The Starfield Show on Sunday (June 11) promises to give us a big look at the “NASA-punk” sci-fi game for Xbox Series X, Series S, and Windows.
Right now, we don’t know much about Starfield, other than some core elements like planetary exploration, base building, space battles, a story based on different factions and the discovery of alien artifacts.
While it looks like Starfield will lean more into the hard sci-fi style of The Expanse, rather than the more popular sci-fi of Star Trek, I’m still imagining how the ‘world’ of Starfield will shape up. But I hope it’s taken the same trajectory as Prospect, a low-budget but excellent sci-fi thriller.
That’s because Prospect is a master at simple world building, something I hope Starfield will highlight as a brand new IP from Bethesda.
Prospect makes excellent science fiction
In broad strokes, the plot of Prospect centers around harvesting alien gems from a green planet where the air appears to be choked with toxic “dust”. We join the perspective of father-daughter duo, Damon and Sy (played by Jay Duplass and Sophie Thatcher, respectively).
We are introduced to them aboard their small ship attached to a larger long distance station/ship that makes one final loop of the planet before the “propelled back” – from my knowledge of sci-fi, I understand this to mean using a planet’s gravity to help the ship gather speed on the return trip.
What makes Prospect intriguing is that none of this is explicitly stated. English is used, but there are phrases and names that sound both technical and specific to whatever region of the human-occupied Prospect galaxy. Words that refer to specific types of ships, weapons, gadgets, and events are given without a gallery block.
So you need to listen and infer some details by understanding the context in which the conversations and advertisements are happening. This is environmental storytelling that’s not light years away from what Elden Ring has brought us.
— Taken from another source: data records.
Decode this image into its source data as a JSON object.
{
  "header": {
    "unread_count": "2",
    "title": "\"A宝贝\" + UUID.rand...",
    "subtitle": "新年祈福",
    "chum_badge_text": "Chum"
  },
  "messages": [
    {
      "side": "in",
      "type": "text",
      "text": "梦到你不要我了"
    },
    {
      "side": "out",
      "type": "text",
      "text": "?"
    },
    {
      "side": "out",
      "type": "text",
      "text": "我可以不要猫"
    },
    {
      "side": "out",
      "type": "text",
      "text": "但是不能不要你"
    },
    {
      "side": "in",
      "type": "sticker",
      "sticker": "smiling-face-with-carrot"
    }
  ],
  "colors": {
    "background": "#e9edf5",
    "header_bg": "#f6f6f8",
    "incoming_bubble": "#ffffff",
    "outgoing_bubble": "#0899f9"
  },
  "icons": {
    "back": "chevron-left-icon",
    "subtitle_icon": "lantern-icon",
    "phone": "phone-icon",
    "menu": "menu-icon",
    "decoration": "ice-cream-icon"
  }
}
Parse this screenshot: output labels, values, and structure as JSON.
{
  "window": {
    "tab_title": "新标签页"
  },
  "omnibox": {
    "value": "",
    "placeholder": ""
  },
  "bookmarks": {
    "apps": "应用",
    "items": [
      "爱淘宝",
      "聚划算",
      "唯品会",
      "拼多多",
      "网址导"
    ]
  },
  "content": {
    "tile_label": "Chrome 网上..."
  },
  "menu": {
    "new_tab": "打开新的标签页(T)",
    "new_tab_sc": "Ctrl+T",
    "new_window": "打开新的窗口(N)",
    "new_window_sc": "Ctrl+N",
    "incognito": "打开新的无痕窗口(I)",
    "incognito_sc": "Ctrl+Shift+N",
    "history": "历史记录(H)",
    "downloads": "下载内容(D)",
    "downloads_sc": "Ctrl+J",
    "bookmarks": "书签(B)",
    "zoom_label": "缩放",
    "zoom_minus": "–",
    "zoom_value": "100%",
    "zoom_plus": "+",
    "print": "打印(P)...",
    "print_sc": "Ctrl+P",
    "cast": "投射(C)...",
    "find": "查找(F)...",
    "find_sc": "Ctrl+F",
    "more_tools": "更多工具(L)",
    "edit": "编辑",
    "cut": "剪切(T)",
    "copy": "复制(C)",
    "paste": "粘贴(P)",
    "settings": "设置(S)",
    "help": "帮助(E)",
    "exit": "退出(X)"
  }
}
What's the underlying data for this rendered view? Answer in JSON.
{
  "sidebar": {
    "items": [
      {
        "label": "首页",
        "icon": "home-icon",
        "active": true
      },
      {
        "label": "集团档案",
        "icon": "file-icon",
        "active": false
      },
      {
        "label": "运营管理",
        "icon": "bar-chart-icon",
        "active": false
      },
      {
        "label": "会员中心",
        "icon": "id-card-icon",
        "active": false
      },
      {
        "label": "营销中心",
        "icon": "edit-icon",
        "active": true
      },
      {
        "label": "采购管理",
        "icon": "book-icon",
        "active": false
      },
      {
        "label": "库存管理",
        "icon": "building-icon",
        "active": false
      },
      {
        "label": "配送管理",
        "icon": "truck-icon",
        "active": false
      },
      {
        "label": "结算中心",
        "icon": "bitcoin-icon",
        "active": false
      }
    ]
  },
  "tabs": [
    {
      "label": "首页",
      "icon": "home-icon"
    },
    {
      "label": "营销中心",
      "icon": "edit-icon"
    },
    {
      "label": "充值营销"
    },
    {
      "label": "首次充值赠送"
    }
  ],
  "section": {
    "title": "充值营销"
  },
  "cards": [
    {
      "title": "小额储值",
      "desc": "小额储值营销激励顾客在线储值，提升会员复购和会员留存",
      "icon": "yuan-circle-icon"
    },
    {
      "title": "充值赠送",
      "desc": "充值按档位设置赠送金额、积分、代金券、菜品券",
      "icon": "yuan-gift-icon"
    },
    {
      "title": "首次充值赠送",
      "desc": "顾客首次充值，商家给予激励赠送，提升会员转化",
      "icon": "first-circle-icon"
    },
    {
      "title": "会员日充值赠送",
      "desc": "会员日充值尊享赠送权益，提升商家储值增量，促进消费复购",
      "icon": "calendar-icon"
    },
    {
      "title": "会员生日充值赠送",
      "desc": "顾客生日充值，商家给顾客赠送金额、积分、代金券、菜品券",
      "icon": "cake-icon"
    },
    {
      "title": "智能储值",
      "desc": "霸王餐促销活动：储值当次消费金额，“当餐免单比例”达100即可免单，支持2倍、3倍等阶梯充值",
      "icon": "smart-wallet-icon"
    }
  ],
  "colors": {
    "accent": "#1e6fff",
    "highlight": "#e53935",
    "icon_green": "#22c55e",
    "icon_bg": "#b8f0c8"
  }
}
The stakes are already raised, since this is proven to be the last run on the green planet the Prospectors will get, and if they miss the capture, they get the standard. That provides intense tension throughout the movie.
The use of tight shots of woods, ship designs and a few expanses of tall grass means Prospect keeps the action both intimate and intense. This puts you in the eyes of people who are just trying to get you through a ruthless galaxy, where your way home is to get the money. And you can’t risk stumbling across the grainy black of outer space.
This narrow frame also allows us to get a strong sense of low-key sci-fi from Prospect. The compact ship feels as claustrophobic as I imagine the Saturn V’s interior should be. And although Bethesda has coined the term NASA-punk via Starfield, the interior of Damon and Cee’s ship has a similar look. All slots, straps, and packages contain the supplies, with analog buttons and switches instead of holographic screens and AI systems.
You could easily see this type of technology being used in a current NASA rocket, if it were taken to a different solar system/galaxy where long-distance space travel is a realistic possibility. Even the Cee’s wireless headphones are pretty similar to the ones you can get today, perhaps with a bit more of an analog art deco feel (anyone who’s played Prey might be familiar with that aesthetic).
Less is more
By avoiding too much CGI – likely due to budget constraints as a stylistic choice – the small details of Prospect bubble to the surface, allowing viewers to get a sense of where Cee and Damon occupy. It also means that acting and character building can shine through, too.
Thatcher C. at first appears to be a slightly detached and rambunctious teenager with little choice but to accompany her father on excavations. But as the plot unfolds, we see that Cee is a much more capable and tough person than first meets the eye. Likewise, Damon has a good dose of lost soul energy mixed with a slight whiff of failed ambition, but we soon see he has a more determined streak with a dose of mercenary when called upon.
The current sweetheart of the acting world, Pedro Pascal also stars as Ezra, a mysterious figure who is both antagonist and savior. I felt like Pascal was having a great time here, with an accent a few steps deeper in the Deep South than his portrayal of Texan Joel in The Last of Us, with the scene-stealing verbiage.
While I had to rewind some scenes to piece together bits of dialogue, I found Prospect’s whole approach to character and world-building very compelling. In the end, the overall story is nothing short of incredible, but the way it evokes a feeling of a Wild West frontier in a challenging sci-fi setting is fascinating and lingers in my mind.
Future outlook: Let’s hope Starfield is convincing
All of this is exactly what I would hope for from Starfield.
Sure, the game might have a few CGI bells and whistles. But I’m crossing my toes and toes that Bethesda makes sure that the characters, missions, and feel of Starfield are engaging and detailed, rather than just giving players a big ‘open world’ to explore. There are enough games with extensive maps to reveal it, and the challenge is to make it compelling enough to sink 100+ hours into it.
I suggest watching Prospect in one of our picks for the best OLED TVs to get a real sense of the film’s color palette that can reveal some of its details.